WHAT IS 'CLOUD COMPUTING'? "Cloud Computing" is a somewhat nebulous word to describe users "renting" or borrowing online software instead of actually purchasing and installing it on their own computers. It is the same business model as people using Gmail or Yahoo mail services, except that cloud computing goes much further. Cloud computing is where entire businesses and thousands of employees will run their computer tools as online rented products. All of the processing work and file saving will be done "in the cloud" of the Internet, and the users will plug into that cloud every day to do their computer work.
Ex 1: instead of selling you a copy of Microsoft Word for $300, a cloud computing model would "rent" word processing software to you through the Internet for perhaps 5 dollars a month. You would not install any special software, nor would you be confined to your home machine to use this rented online product. You simply use your modern web browser to login from any web-enabled computer, and you can access your word processing documents in the same way that you would access your Gmail.
Ex 2: your small car sales business would not spend thousands of dollars on a sales database. Instead, the company owners would "rent" access to a sophisticated online sales database, and all the car salesmen would access that information through their web-enabled computers or handhelds.
generates all facilities required to support the complete cycle of construction and delivery of web-based applications wholly available in Internet without the need of downloading software or special installations by developers.
provides informatics resources, such as servers, connections, storage and other necessary tools to construct an application design prepared to meet different needs of multiple organizations, making it quick, easy and economically viable.
The primary benefit of cloud computing is reduced cost for everyone involved. Software vendors do not have to spend thousands of hours supporting users over the phone... they would simply maintain and repair a single central copy of the product online. Conversely, users wouldn't have to shell out the large up-front costs of fully purchasing word processing, spreadsheet, or other end user products. Users would instead pay nominal rental fees to access the large central copy.

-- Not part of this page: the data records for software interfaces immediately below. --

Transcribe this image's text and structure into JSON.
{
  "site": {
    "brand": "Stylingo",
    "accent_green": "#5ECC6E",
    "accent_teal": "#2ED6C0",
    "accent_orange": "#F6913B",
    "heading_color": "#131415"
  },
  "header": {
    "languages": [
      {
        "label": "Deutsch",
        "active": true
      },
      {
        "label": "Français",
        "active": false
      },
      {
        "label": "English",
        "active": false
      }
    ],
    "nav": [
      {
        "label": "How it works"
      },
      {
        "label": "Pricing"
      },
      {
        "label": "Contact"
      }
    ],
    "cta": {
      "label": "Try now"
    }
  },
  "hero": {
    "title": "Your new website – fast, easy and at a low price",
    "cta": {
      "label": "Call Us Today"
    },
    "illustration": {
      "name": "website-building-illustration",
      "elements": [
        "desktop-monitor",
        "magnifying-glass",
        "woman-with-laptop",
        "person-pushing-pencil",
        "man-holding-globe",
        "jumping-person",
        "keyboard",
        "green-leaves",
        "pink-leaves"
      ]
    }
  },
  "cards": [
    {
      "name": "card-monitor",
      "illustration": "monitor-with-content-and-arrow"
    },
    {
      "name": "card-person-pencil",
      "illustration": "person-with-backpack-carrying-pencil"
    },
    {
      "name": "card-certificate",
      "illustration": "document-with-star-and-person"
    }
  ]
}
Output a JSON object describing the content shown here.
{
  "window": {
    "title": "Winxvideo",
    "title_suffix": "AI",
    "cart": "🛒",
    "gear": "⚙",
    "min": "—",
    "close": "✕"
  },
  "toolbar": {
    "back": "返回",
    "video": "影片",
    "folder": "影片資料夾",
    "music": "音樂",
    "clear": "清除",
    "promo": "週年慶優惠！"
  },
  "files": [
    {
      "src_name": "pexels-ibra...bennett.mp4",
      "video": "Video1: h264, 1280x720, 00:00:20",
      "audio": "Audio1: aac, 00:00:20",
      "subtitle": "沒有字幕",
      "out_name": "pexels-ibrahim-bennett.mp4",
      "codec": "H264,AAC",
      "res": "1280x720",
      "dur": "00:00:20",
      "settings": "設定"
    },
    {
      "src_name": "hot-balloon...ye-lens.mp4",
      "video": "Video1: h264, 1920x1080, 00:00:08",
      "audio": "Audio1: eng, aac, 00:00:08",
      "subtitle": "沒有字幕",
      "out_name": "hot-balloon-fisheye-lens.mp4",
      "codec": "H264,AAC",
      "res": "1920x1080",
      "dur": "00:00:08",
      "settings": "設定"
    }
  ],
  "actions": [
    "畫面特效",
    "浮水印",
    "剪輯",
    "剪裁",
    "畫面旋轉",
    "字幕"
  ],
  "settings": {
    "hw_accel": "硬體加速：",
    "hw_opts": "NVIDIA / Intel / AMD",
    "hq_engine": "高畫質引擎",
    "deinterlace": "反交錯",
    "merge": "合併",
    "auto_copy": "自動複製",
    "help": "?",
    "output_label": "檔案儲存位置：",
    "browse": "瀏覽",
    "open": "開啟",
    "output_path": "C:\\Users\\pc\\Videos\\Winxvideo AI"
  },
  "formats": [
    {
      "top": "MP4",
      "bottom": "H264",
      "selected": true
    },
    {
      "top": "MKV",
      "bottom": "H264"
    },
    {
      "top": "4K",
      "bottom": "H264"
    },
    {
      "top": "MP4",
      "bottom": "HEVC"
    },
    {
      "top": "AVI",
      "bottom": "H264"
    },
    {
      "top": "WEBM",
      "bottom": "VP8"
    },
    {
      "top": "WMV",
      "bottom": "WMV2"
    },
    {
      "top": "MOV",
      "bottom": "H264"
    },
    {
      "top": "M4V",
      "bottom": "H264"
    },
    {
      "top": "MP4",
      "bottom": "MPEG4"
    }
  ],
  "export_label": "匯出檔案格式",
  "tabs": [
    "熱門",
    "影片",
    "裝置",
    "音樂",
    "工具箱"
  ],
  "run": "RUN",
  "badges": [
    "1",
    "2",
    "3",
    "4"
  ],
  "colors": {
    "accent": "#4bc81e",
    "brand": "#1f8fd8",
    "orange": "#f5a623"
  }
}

The risk of cloud computing is that the users must place a high level of trust into the online software vendors that they will not disrupt the service. In a way, the software vendor holds its customers "hostage" because all of their documentation and productivity is now in the vendor's hands. Security and protection of the file privacy becomes even more necessary, as the massive Internet is now part of the business network. When a 600-employee business switches to cloud computing, they must choose their software vendor carefully. There will be dramatically-reduced administration cost to use cloud computing software. But there will be an increase in the risks of service disruption, connectivity, and online security.